Thursday 31 March 2022

Cobwebs Update

Further to my earlier post, the new battery for the big Aprilia arrived yesterday, a sealed one from the Motobatt range offering increased output to aid starting. I have used these in the past on other bikes and have never encountered any problems with them.

Replacing the old battery should be a ten-minute job but, as is the way of things, took significantly longer, due to the narrowness of the area in which you have to work and all the other cables and wires which get in the way.

Eventually it was done. Seat back on and a quick run through of the dashboard settings, the clock and the trip meter(s), and making sure that all of the various electrical add-ons worked etc.

Although it says that it comes changed and ready to go, I stuck it on the charger overnight to be on the safe side.

This morning after sorting out the necessary insurance I set off to see about putting it through a MOT (annual inspection). 

Half an hour later it had passed, with one advisory – the numberplate bulb had blown and needed replaced. The bloke at the testing station trusted me to go away and sort this myself, which is more accommodating than some of the folk I’ve had dealings with over the years.

I now actually have two roadworthy bikes for the first time in who knows how many years.

Now all I need to do is sort out some place(s) to go on them.

Tuesday 29 March 2022

Per Ardua Ad Astra

Staying with the military theme, on the way home I came across this stone marker with the Royal Air Force (RAF) logo and motto on it on the approach to a nearby village.

It celebrates the former military airfield which used to be located nearby.

For details click the LINK

Under Foreign Skies

Maybe because of the coastal defences that I mention in an earlier post, war was on my mind. 

Which might explain why I felt inclined to stop off at a small, neat cemetery on a back road near Dirleton in East Lothian that I don’t remember seeing before. 

The sign outside read “Commonwealth War Graves Commission”.

Photo: Commonwealth War Graves Commission

Inside, amongst the normal mix of headstones of local people you’ll find a neat row of 23 headstones for servicemen from the British Commonwealth who died during WWII and are buried far from home.

Each is marked with the arm of service of the deceased, their name and some relevant details. Unsurprisingly most were navy and air force personnel, as we are on the coast here and there were wartime Royal Air Force (RAF) airfields nearby. 

They were all so young, they range from 19 to 26 years old, an age at which I was finishing University and trying to work out what to do with my life. These lads never got that chance.

For more information on the Commonwealth War Graves Commission click the LINK

Tank Trap

Since the sun was shining, and I had a rare midweek day off, I decided to go for a short trip along the East Lothian coast on the Triumph, avoiding the motorway and staying on smaller roads.

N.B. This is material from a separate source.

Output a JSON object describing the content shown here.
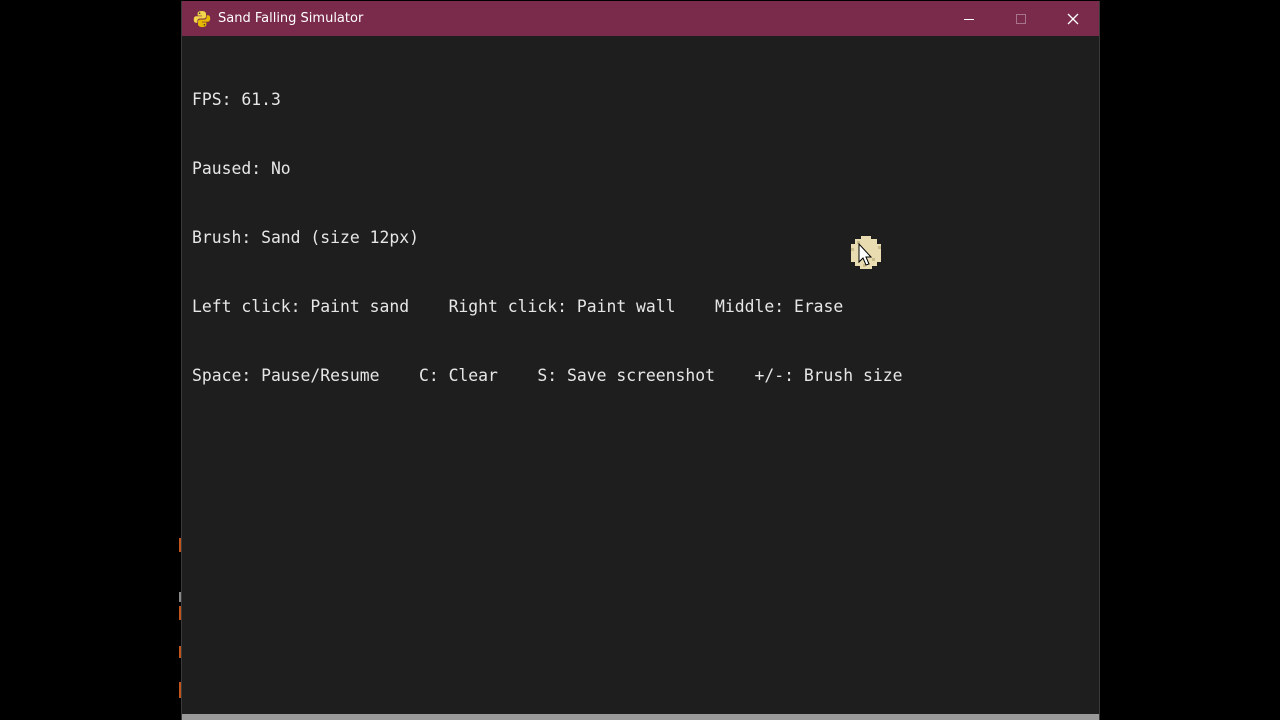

Being a Monday traffic was virtually non-existent and I could bimble along at whatever speed took my fancy just enjoying the rare peace and quiet.

Following the coast road, I stopped to take some photos of some of the concrete WWII tank barriers sprinkled along the shoreline. 

These can be found all along the coast, running from the shoreline back to the road.

Installed to prevent a German Invasion, many of these barriers were built by Polish soldiers who were stationed hereabouts at the time.

After the war most of the other coastal defences, the emplacements and buildings, were eventually removed over time, although there are a couple still to be found here and there if you look carefully. 

The tank traps have mostly been left alone, forgotten and overgrown. Remnants of a not so long ago conflict.

The ones in the forested area are particularly eerie.


Blowing Off The Cobwebs

After a winter of inactivity, I decided that I wanted both of my big bikes on the road this year.


First up was the Triumph Speedmaster. This was simplicity itself. Gave it a bit of a once over, blew up the tyres, freed of the brakes which were binding a bit, and toddled off to see about an MOT (annual inspection ticket).

Passed with no problem, much to my relief.

The Aprilia Caponord needed a bit more than that as it hasn’t been on the road for a few years now. Intermittent problems with the hydraulic clutch saw it overlooked in favour of the Triumph.

Time to sort that out.

Same as the Triumph, blew up the tyres, and freed of the brakes. However, this one needed a full service before it can be used, and I needed to address the niggling problem with the clutch. 

Easiest option was just to fit completely new clutch plates and some heavy-duty springs, which I’m hoping should stop the hassles I was having. This was relatively straightforward and required an oil and filter change as well. 

A bit annoyed that the brake and clutch fluid didn't arrive when it was supposed to, so doing that is on hold right now. Although, as they seem to be working well enough, I may actually leave off doing that for a bit.

I have had to order up a new battery as the present one isn't holding a charge. On checking the paperwork, it was fitted in 2016 and has spent the last two years on a trickle-charger, so I guess I can't complain.

So, one down, one still to go.